Posted June. 17, 2013 04:41,   


Edward Snowden, 29, who leaked the situation of the U.S. government’s collection of personal data and surveillance, is found to have transferred to Hong Kong media Internet protocol addresses of Hong Kong and China that the U.S. National Security Agency hacked. Hence, when and where the U.S. hacked will likely be revealed sooner rather than later, heralding major stir.

The South China Morning Post, which held an exclusive interview with Snowden, reported on Friday that the data that Snowden handed over includes specific dates and IP addresses the National Security Agency hacked over the past five years, saying details will be publicized through additional analyses. The newspaper said the data suggests that the success ratio of the National Security Agency’s hacking exceeds 75 percent, and provides specific records on whether hacking attacks are still ongoing or have been completed.

If all of the respective IP addresses that the U.S. hacked are made public, how Washington collects cyber information will likely be publicized to a significant degree. Organizations and individuals who were hacked could file legal complaints against the U.S. government. Snowden said, “This data shows how the National Security Agency was able to successfully hack (foreign countries’) servers and computers, and frequencies.”

Chinese media is upping its criticism of the U.S. The state-run Global Times blasted Washington’s hypocrisy on Friday by introducing a German media report, which satires U.S. President Barack Obama’s 2008 election slogan “Yes We Can” as “Yes We Scan.”

Some analysts say that the Chinese government, which is enjoying windfall due to the Snowden scandal, is trying to hide its sense of satisfaction. They say Beijing judges that it has secured an important cause that will enable it to effectively counter Washington’s offensives against China’s cyber hacking against the U.S.

Asked what Beijing would do if Washington demands Snowden’s extradition at a regular press briefing on Friday, Foreign Ministry Spokesperson Hua Chunying said, “We will continue to watch unfolding situations of the incident.”

While Snowden continues to stay in Hong Kong, Robert Muller, the director of the U.S. Federal Bureau of Investigation, told the House Judiciary Committee on Thursday that criminal investigation is underway, and his agency is stepping up efforts to take Snowden into custody. He stressed the disclosure has seriously damaged U.S. national security and public safety. It is the first time that a ranking Washington official has officially confirmed ongoing investigation of Snowden.

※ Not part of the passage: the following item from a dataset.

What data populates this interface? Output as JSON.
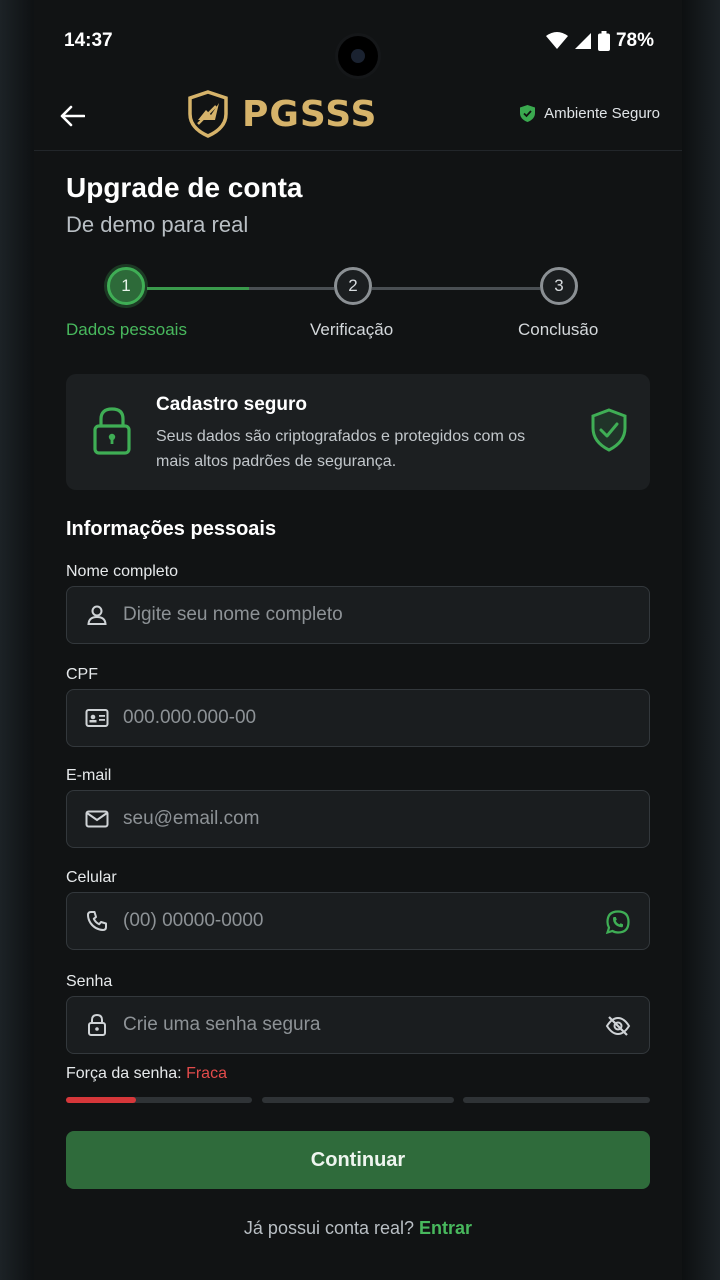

Bloomberg reported Thursday that the U.S. House Intelligence Committee is investigating what connection Snowden has with China. Committee chairman Mike Rogers said there are many questions including why Snowden went to Hong Kong, how he continues to stay in Hong Kong, and whether the Chinese government is cooperating to support Snowden’s stay there.

Meanwhile, the device Snowden used in stealing classified information from the National Security Agency has been found to be USB memory stick. The Los Angeles Times reported on Thursday that use of USB sticks at intelligence agencies are banned in principle, but exception can be applied to network managers such as Snowden through a special approval process.